WORK TO BE COMPLETED -> Type the entries out once more. Match them exactly.

AVAILABLE RECORDS ->

=-=-=-=-=

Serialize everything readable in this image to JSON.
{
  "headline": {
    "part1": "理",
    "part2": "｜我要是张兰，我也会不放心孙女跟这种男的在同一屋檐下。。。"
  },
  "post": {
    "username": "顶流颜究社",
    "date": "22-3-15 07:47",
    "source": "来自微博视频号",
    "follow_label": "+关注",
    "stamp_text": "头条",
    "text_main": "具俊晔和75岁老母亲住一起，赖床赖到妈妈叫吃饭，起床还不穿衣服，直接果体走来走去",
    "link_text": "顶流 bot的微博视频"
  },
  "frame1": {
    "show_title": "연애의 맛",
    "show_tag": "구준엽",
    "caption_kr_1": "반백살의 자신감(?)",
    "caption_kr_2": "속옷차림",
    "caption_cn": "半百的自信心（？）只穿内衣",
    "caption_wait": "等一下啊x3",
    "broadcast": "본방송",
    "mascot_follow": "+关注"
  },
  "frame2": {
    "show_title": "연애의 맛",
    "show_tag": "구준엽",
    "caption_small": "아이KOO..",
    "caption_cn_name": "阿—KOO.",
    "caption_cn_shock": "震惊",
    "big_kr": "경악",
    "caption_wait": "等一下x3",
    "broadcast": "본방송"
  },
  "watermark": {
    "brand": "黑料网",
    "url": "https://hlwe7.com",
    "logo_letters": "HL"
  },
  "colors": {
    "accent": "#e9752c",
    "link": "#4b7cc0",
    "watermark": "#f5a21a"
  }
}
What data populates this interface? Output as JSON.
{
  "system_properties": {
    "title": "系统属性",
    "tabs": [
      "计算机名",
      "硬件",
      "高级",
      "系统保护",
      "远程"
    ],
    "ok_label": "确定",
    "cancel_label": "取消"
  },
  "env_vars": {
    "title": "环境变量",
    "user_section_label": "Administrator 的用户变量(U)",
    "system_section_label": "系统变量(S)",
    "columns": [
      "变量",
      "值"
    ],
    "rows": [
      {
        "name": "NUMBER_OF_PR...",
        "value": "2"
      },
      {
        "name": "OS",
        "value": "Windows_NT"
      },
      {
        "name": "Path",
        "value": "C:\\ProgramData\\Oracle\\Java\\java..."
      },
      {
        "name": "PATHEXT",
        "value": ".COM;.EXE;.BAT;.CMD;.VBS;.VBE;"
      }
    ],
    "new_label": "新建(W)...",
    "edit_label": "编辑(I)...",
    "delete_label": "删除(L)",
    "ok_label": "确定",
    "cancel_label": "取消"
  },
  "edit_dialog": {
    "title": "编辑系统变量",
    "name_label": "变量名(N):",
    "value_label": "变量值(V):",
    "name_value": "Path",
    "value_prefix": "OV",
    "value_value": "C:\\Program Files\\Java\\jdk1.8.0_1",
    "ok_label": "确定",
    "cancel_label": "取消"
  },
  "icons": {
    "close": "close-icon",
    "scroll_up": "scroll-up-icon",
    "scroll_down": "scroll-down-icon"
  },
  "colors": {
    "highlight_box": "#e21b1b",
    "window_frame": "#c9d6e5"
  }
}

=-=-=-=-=

ANSWER BELOW ->
Serialize everything readable in this image to JSON.
{
  "headline": {
    "part1": "理",
    "part2": "｜我要是张兰，我也会不放心孙女跟这种男的在同一屋檐下。。。"
  },
  "post": {
    "username": "顶流颜究社",
    "date": "22-3-15 07:47",
    "source": "来自微博视频号",
    "follow_label": "+关注",
    "stamp_text": "头条",
    "text_main": "具俊晔和75岁老母亲住一起，赖床赖到妈妈叫吃饭，起床还不穿衣服，直接果体走来走去",
    "link_text": "顶流 bot的微博视频"
  },
  "frame1": {
    "show_title": "연애의 맛",
    "show_tag": "구준엽",
    "caption_kr_1": "반백살의 자신감(?)",
    "caption_kr_2": "속옷차림",
    "caption_cn": "半百的自信心（？）只穿内衣",
    "caption_wait": "等一下啊x3",
    "broadcast": "본방송",
    "mascot_follow": "+关注"
  },
  "frame2": {
    "show_title": "연애의 맛",
    "show_tag": "구준엽",
    "caption_small": "아이KOO..",
    "caption_cn_name": "阿—KOO.",
    "caption_cn_shock": "震惊",
    "big_kr": "경악",
    "caption_wait": "等一下x3",
    "broadcast": "본방송"
  },
  "watermark": {
    "brand": "黑料网",
    "url": "https://hlwe7.com",
    "logo_letters": "HL"
  },
  "colors": {
    "accent": "#e9752c",
    "link": "#4b7cc0",
    "watermark": "#f5a21a"
  }
}
What data populates this interface? Output as JSON.
{
  "system_properties": {
    "title": "系统属性",
    "tabs": [
      "计算机名",
      "硬件",
      "高级",
      "系统保护",
      "远程"
    ],
    "ok_label": "确定",
    "cancel_label": "取消"
  },
  "env_vars": {
    "title": "环境变量",
    "user_section_label": "Administrator 的用户变量(U)",
    "system_section_label": "系统变量(S)",
    "columns": [
      "变量",
      "值"
    ],
    "rows": [
      {
        "name": "NUMBER_OF_PR...",
        "value": "2"
      },
      {
        "name": "OS",
        "value": "Windows_NT"
      },
      {
        "name": "Path",
        "value": "C:\\ProgramData\\Oracle\\Java\\java..."
      },
      {
        "name": "PATHEXT",
        "value": ".COM;.EXE;.BAT;.CMD;.VBS;.VBE;"
      }
    ],
    "new_label": "新建(W)...",
    "edit_label": "编辑(I)...",
    "delete_label": "删除(L)",
    "ok_label": "确定",
    "cancel_label": "取消"
  },
  "edit_dialog": {
    "title": "编辑系统变量",
    "name_label": "变量名(N):",
    "value_label": "变量值(V):",
    "name_value": "Path",
    "value_prefix": "OV",
    "value_value": "C:\\Program Files\\Java\\jdk1.8.0_1",
    "ok_label": "确定",
    "cancel_label": "取消"
  },
  "icons": {
    "close": "close-icon",
    "scroll_up": "scroll-up-icon",
    "scroll_down": "scroll-down-icon"
  },
  "colors": {
    "highlight_box": "#e21b1b",
    "window_frame": "#c9d6e5"
  }
}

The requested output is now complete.